Ninkasi’s New Sterling Pilsner at the World Famous Up and Up.
By: Chasse Gunter
Bellingham, WA is about two hours north of Seattle. If you’re heading towards Canada, it’s the last real American city before miles of barren I-5 and rows of farmland. Don’t drive on past this last shred of American civilization, instead, stop by The World Famous Up and Up and take advantage of one or more of their consistently rotating craft beers they have got on tap. Assuming you have a computer, the address is: 1234 N State Street, Bellingham, WA 9822—it’s super easy to find. The staff here is down-to-earth and friendly, if you treat them with the respect all bartenders deserve (not a universal personality trait of Bellingham bartenders, is why I note this). The interior and exterior architecture is beautiful and intricate; the owner does all the wood work himself, keeping the physical atmosphere constantly beautifying while preserving the laid-back dive/tavern feel (thanks to the prices, staff, and the dim lighting). There’s a jukebox, two pool tables, a great (smoky) beer garden, a secret dart board (that becomes unusable when the crowds come), and a luxurious private bathroom near the giant rat trap on the wall—don’t worry, I’m told it’s a nonlethal art installment. While I can speak with authority regarding the world fame that’s in the bars name, I’ve only heard rumors that they hold the world record for most PBR served by a single bar. Though I’ve never heard solid confirmation, I believe the legend. I wonder if that is measured by per-capita consumption, and if so, how? What I do know, is that of the many five dollar PBR pitchers purchased, the quantity split by the end of the night could feed a dozen thirsty families.
I’m writing this as I wait to be served and I suspect it’s not an under-staffing issue. I am struck with a wave of foggy deja vu every time I enter the Up and Up, but lump sums of added gratuity eventually paid off the deeds of my shadow and his friends—but that’s an unrelated story. The bartender nods to me—busy-bar-ESL for “you’re next.” He has a beard that could hold a roll of quarters (I think his name is Chis, but don’t quote me). In times when price isn’t the decider, I leave the decision up to the poison pourer (or helpful eavesdroppers). Also, I left my glasses in my car, so I wouldn’t be able to read what’s on tap anyways. He asks me what I want and I give him some basic parameters to work with: Northwest microbrew, not too hoppy nor watery, “summery”—and well, recommended by you. Our negotiations bring us to Ninkasi’s Sterling Pilsner (a pitcher for $8.50). The Sterling Pilsner is the Eugene brewery’s northwest whack at the traditional German lager (born in Bohemia).

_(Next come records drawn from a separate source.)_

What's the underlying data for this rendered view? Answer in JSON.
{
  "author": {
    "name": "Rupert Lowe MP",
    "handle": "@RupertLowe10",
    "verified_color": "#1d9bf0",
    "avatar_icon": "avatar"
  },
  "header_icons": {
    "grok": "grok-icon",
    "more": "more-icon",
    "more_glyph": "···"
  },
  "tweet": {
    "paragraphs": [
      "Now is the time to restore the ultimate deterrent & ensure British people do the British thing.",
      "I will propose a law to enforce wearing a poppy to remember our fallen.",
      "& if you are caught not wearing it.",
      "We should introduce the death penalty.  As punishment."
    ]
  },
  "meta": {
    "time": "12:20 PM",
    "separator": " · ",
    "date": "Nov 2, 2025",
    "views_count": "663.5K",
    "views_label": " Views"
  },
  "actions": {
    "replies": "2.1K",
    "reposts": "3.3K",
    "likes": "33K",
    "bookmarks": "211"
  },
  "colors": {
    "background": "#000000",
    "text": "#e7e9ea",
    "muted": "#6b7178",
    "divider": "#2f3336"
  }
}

First Impression: The first thing that strikes me is the color: golden wheat—the color summer would be, if it were a color. I’m surprised that I can’t read through it—barely. The next thing I notice is the solid head retention that’s fed by a hail-storm of carbonation from below. This beer has the beard of its pourer.
Pour: To my pleasant surprise, the head does not transfer from pitcher to glass. The smooth summer pilsner glints in the sun (I’m in the beer garden) as I pour. I suspect this will be the perfect beer to introduce my summer (and end my college adventure). Its aroma is too faint for any of my friends or myself to narrow in on, which is the single down-side to choosing to sit in the beer garden; it smells sort of like the foam tastes, if that gives you any idea. Faint bitter-wheat, I suppose.
Taste: The initial flavor is crisp and earthy followed by a lingering, though faint, almost-skunky aftertaste—maybe grassy. Maybe the adjective I’m searching for is: mildly hoppy and “wheaty”. What I perceived to be skunky was a refreshing change of pace in closing such a crisp pilsner going in. This pils, though smooth, does not let you forget you’re drinking a lager. During my next drink, I notice it lightly coats the inside of my mouth and there’s a hint of something sweet in there—honey perhaps? Just a hint. I don’t think I’ve ever had a pilsner with an orange slice in it, but I’m going to try it with this next time (I can promise it will work). The Sterling would go well with fried food or a salad—but the Up is more of a pizza place, so my appetizer will be more beer.
I attempt to drink it slow, anxious of the approaching time when I’ll be tipping the drained pitcher above my mouth for the last bubbly bits of bitter-sweet foam. But all good things come to an end, and fortunately this is one of the good things I can buy more of when it runs out. It was love at first sight, and “I’ll give you a call” upon first taste (and I don’t mean the sarcastic “I’ll totally call you” either). The Sterling Pilsner and I certainly have a stable future together. I’m thinking we’ll spend times on the beach, or tubing down the Deschutes River. Perhaps we’ll even hang out in this beer garden again sometime. Give this pilsner a try this summer, you will not regret it.